» **Material supplied**:

-------

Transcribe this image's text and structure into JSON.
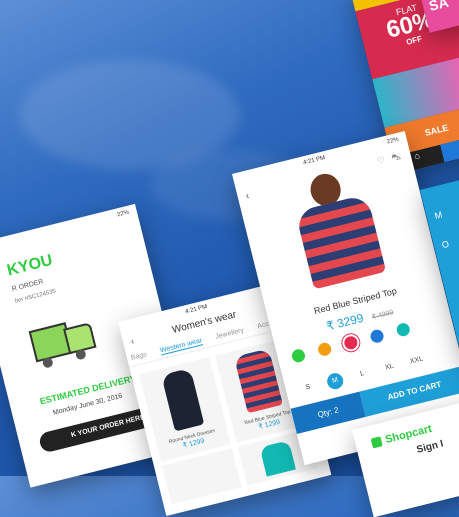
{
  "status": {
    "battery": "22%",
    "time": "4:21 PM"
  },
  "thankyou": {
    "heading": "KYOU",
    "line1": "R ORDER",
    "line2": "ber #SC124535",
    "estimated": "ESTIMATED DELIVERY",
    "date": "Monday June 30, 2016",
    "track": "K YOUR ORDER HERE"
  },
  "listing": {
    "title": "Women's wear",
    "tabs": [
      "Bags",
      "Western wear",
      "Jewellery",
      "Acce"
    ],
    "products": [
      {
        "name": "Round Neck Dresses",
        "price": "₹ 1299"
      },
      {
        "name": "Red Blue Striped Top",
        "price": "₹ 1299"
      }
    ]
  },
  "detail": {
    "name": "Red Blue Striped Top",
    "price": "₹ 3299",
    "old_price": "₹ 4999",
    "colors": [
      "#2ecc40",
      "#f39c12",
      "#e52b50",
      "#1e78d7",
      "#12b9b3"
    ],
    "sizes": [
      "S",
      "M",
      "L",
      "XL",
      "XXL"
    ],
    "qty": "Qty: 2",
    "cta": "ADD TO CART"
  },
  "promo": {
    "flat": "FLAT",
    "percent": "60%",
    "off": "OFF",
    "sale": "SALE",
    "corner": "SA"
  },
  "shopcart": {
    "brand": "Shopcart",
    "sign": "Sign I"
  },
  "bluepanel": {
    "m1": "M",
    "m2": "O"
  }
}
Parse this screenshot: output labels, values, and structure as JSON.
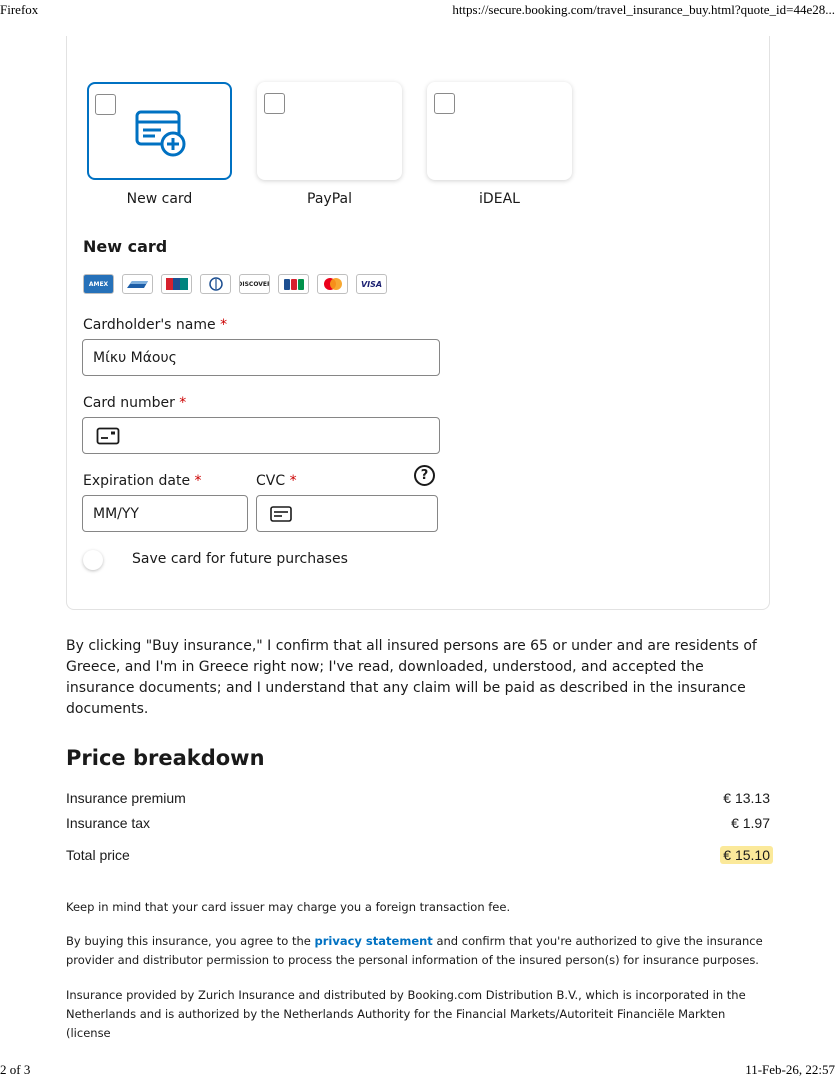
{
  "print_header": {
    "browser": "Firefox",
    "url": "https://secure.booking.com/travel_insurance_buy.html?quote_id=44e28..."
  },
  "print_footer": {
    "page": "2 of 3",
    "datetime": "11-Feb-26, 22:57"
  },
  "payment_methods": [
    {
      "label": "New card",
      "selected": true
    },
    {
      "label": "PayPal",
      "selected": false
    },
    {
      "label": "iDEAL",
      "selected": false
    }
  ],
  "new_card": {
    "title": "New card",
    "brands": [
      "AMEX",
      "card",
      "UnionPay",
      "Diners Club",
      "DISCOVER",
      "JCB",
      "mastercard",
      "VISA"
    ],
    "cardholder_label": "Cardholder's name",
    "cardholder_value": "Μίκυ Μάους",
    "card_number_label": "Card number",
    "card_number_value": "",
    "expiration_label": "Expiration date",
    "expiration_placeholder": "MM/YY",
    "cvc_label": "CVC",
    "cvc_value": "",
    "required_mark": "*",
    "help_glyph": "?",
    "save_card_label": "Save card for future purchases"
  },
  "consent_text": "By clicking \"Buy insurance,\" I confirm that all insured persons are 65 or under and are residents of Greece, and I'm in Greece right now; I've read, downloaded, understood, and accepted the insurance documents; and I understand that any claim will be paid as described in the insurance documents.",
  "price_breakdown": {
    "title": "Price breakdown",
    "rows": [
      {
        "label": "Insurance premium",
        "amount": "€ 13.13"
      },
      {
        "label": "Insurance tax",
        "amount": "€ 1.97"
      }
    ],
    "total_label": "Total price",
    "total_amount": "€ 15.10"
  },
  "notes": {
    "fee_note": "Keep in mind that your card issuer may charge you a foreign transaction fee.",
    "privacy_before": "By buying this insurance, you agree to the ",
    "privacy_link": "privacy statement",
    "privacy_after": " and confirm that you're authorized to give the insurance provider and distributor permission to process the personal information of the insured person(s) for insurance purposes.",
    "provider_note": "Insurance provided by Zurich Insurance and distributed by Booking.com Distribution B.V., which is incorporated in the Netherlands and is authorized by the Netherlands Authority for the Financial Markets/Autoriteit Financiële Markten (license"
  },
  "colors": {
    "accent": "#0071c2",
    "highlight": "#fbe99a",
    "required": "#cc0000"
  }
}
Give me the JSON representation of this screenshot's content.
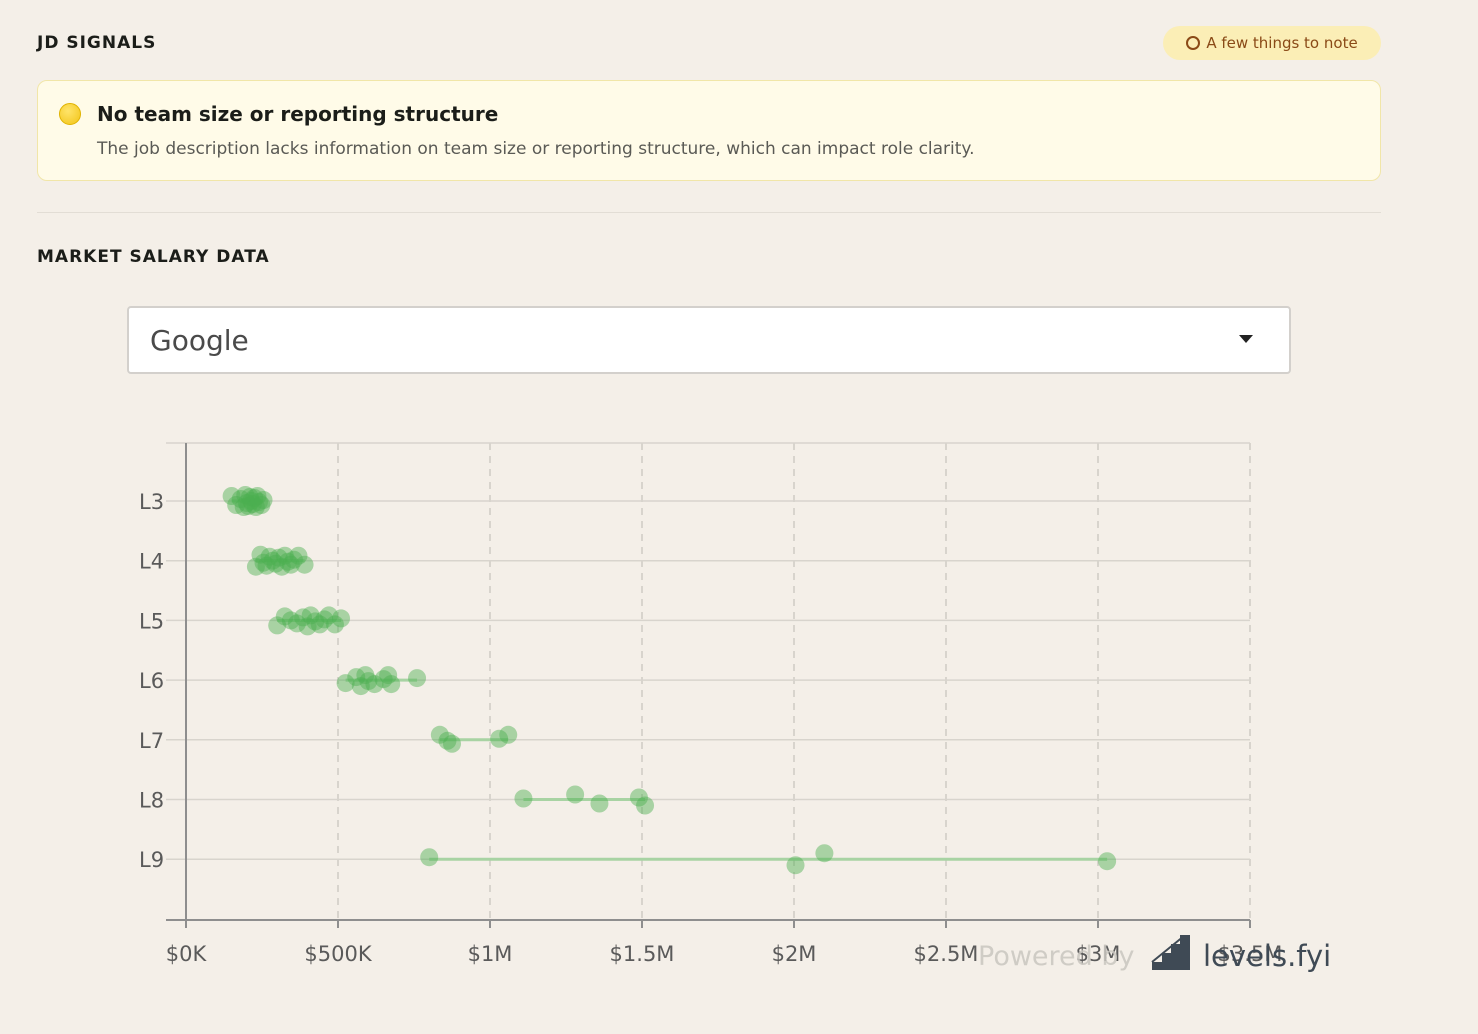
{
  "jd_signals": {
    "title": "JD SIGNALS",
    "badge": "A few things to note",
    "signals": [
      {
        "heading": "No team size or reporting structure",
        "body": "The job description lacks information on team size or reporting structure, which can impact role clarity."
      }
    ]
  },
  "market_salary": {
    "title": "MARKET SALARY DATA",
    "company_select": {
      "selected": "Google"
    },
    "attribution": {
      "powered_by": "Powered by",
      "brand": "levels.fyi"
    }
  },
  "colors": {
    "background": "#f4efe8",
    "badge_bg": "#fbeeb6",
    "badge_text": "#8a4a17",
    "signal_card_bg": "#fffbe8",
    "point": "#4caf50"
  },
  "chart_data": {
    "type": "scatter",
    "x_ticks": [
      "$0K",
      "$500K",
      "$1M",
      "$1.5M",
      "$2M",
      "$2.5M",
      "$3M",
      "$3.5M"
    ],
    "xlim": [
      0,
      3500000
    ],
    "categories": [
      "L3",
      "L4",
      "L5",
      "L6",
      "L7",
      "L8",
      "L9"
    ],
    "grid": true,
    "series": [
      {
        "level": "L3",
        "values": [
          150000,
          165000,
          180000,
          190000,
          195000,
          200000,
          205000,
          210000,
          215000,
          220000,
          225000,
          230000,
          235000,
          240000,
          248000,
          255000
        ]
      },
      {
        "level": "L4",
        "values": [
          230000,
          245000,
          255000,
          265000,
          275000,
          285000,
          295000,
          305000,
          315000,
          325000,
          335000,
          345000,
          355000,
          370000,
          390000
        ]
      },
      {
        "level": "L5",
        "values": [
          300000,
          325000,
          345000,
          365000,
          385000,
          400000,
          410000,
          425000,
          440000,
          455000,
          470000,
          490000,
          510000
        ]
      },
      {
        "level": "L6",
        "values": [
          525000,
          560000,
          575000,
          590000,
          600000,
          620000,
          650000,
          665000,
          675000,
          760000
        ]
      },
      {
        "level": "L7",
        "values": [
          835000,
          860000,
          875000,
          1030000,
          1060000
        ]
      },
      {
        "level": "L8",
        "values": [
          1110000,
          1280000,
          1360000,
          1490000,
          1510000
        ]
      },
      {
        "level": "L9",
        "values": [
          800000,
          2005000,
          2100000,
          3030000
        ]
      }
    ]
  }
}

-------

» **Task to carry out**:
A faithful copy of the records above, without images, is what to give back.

» **Exercise solution**:
Transcribe this image's text and structure into JSON.
{
  "status": {
    "battery": "22%",
    "time": "4:21 PM"
  },
  "thankyou": {
    "heading": "KYOU",
    "line1": "R ORDER",
    "line2": "ber #SC124535",
    "estimated": "ESTIMATED DELIVERY",
    "date": "Monday June 30, 2016",
    "track": "K YOUR ORDER HERE"
  },
  "listing": {
    "title": "Women's wear",
    "tabs": [
      "Bags",
      "Western wear",
      "Jewellery",
      "Acce"
    ],
    "products": [
      {
        "name": "Round Neck Dresses",
        "price": "₹ 1299"
      },
      {
        "name": "Red Blue Striped Top",
        "price": "₹ 1299"
      }
    ]
  },
  "detail": {
    "name": "Red Blue Striped Top",
    "price": "₹ 3299",
    "old_price": "₹ 4999",
    "colors": [
      "#2ecc40",
      "#f39c12",
      "#e52b50",
      "#1e78d7",
      "#12b9b3"
    ],
    "sizes": [
      "S",
      "M",
      "L",
      "XL",
      "XXL"
    ],
    "qty": "Qty: 2",
    "cta": "ADD TO CART"
  },
  "promo": {
    "flat": "FLAT",
    "percent": "60%",
    "off": "OFF",
    "sale": "SALE",
    "corner": "SA"
  },
  "shopcart": {
    "brand": "Shopcart",
    "sign": "Sign I"
  },
  "bluepanel": {
    "m1": "M",
    "m2": "O"
  }
}
Parse this screenshot: output labels, values, and structure as JSON.
{
  "print_header": {
    "browser": "Firefox",
    "url": "https://secure.booking.com/travel_insurance_buy.html?quote_id=44e28..."
  },
  "print_footer": {
    "page": "2 of 3",
    "datetime": "11-Feb-26, 22:57"
  },
  "payment_methods": [
    {
      "label": "New card",
      "selected": true
    },
    {
      "label": "PayPal",
      "selected": false
    },
    {
      "label": "iDEAL",
      "selected": false
    }
  ],
  "new_card": {
    "title": "New card",
    "brands": [
      "AMEX",
      "card",
      "UnionPay",
      "Diners Club",
      "DISCOVER",
      "JCB",
      "mastercard",
      "VISA"
    ],
    "cardholder_label": "Cardholder's name",
    "cardholder_value": "Μίκυ Μάους",
    "card_number_label": "Card number",
    "card_number_value": "",
    "expiration_label": "Expiration date",
    "expiration_placeholder": "MM/YY",
    "cvc_label": "CVC",
    "cvc_value": "",
    "required_mark": "*",
    "help_glyph": "?",
    "save_card_label": "Save card for future purchases"
  },
  "consent_text": "By clicking \"Buy insurance,\" I confirm that all insured persons are 65 or under and are residents of Greece, and I'm in Greece right now; I've read, downloaded, understood, and accepted the insurance documents; and I understand that any claim will be paid as described in the insurance documents.",
  "price_breakdown": {
    "title": "Price breakdown",
    "rows": [
      {
        "label": "Insurance premium",
        "amount": "€ 13.13"
      },
      {
        "label": "Insurance tax",
        "amount": "€ 1.97"
      }
    ],
    "total_label": "Total price",
    "total_amount": "€ 15.10"
  },
  "notes": {
    "fee_note": "Keep in mind that your card issuer may charge you a foreign transaction fee.",
    "privacy_before": "By buying this insurance, you agree to the ",
    "privacy_link": "privacy statement",
    "privacy_after": " and confirm that you're authorized to give the insurance provider and distributor permission to process the personal information of the insured person(s) for insurance purposes.",
    "provider_note": "Insurance provided by Zurich Insurance and distributed by Booking.com Distribution B.V., which is incorporated in the Netherlands and is authorized by the Netherlands Authority for the Financial Markets/Autoriteit Financiële Markten (license"
  },
  "colors": {
    "accent": "#0071c2",
    "highlight": "#fbe99a",
    "required": "#cc0000"
  }
}
Give me the JSON representation of this screenshot's content.
{
  "jd_signals": {
    "title": "JD SIGNALS",
    "badge": "A few things to note",
    "signals": [
      {
        "heading": "No team size or reporting structure",
        "body": "The job description lacks information on team size or reporting structure, which can impact role clarity."
      }
    ]
  },
  "market_salary": {
    "title": "MARKET SALARY DATA",
    "company_select": {
      "selected": "Google"
    },
    "attribution": {
      "powered_by": "Powered by",
      "brand": "levels.fyi"
    }
  },
  "colors": {
    "background": "#f4efe8",
    "badge_bg": "#fbeeb6",
    "badge_text": "#8a4a17",
    "signal_card_bg": "#fffbe8",
    "point": "#4caf50"
  },
  "chart_data": {
    "type": "scatter",
    "x_ticks": [
      "$0K",
      "$500K",
      "$1M",
      "$1.5M",
      "$2M",
      "$2.5M",
      "$3M",
      "$3.5M"
    ],
    "xlim": [
      0,
      3500000
    ],
    "categories": [
      "L3",
      "L4",
      "L5",
      "L6",
      "L7",
      "L8",
      "L9"
    ],
    "grid": true,
    "series": [
      {
        "level": "L3",
        "values": [
          150000,
          165000,
          180000,
          190000,
          195000,
          200000,
          205000,
          210000,
          215000,
          220000,
          225000,
          230000,
          235000,
          240000,
          248000,
          255000
        ]
      },
      {
        "level": "L4",
        "values": [
          230000,
          245000,
          255000,
          265000,
          275000,
          285000,
          295000,
          305000,
          315000,
          325000,
          335000,
          345000,
          355000,
          370000,
          390000
        ]
      },
      {
        "level": "L5",
        "values": [
          300000,
          325000,
          345000,
          365000,
          385000,
          400000,
          410000,
          425000,
          440000,
          455000,
          470000,
          490000,
          510000
        ]
      },
      {
        "level": "L6",
        "values": [
          525000,
          560000,
          575000,
          590000,
          600000,
          620000,
          650000,
          665000,
          675000,
          760000
        ]
      },
      {
        "level": "L7",
        "values": [
          835000,
          860000,
          875000,
          1030000,
          1060000
        ]
      },
      {
        "level": "L8",
        "values": [
          1110000,
          1280000,
          1360000,
          1490000,
          1510000
        ]
      },
      {
        "level": "L9",
        "values": [
          800000,
          2005000,
          2100000,
          3030000
        ]
      }
    ]
  }
}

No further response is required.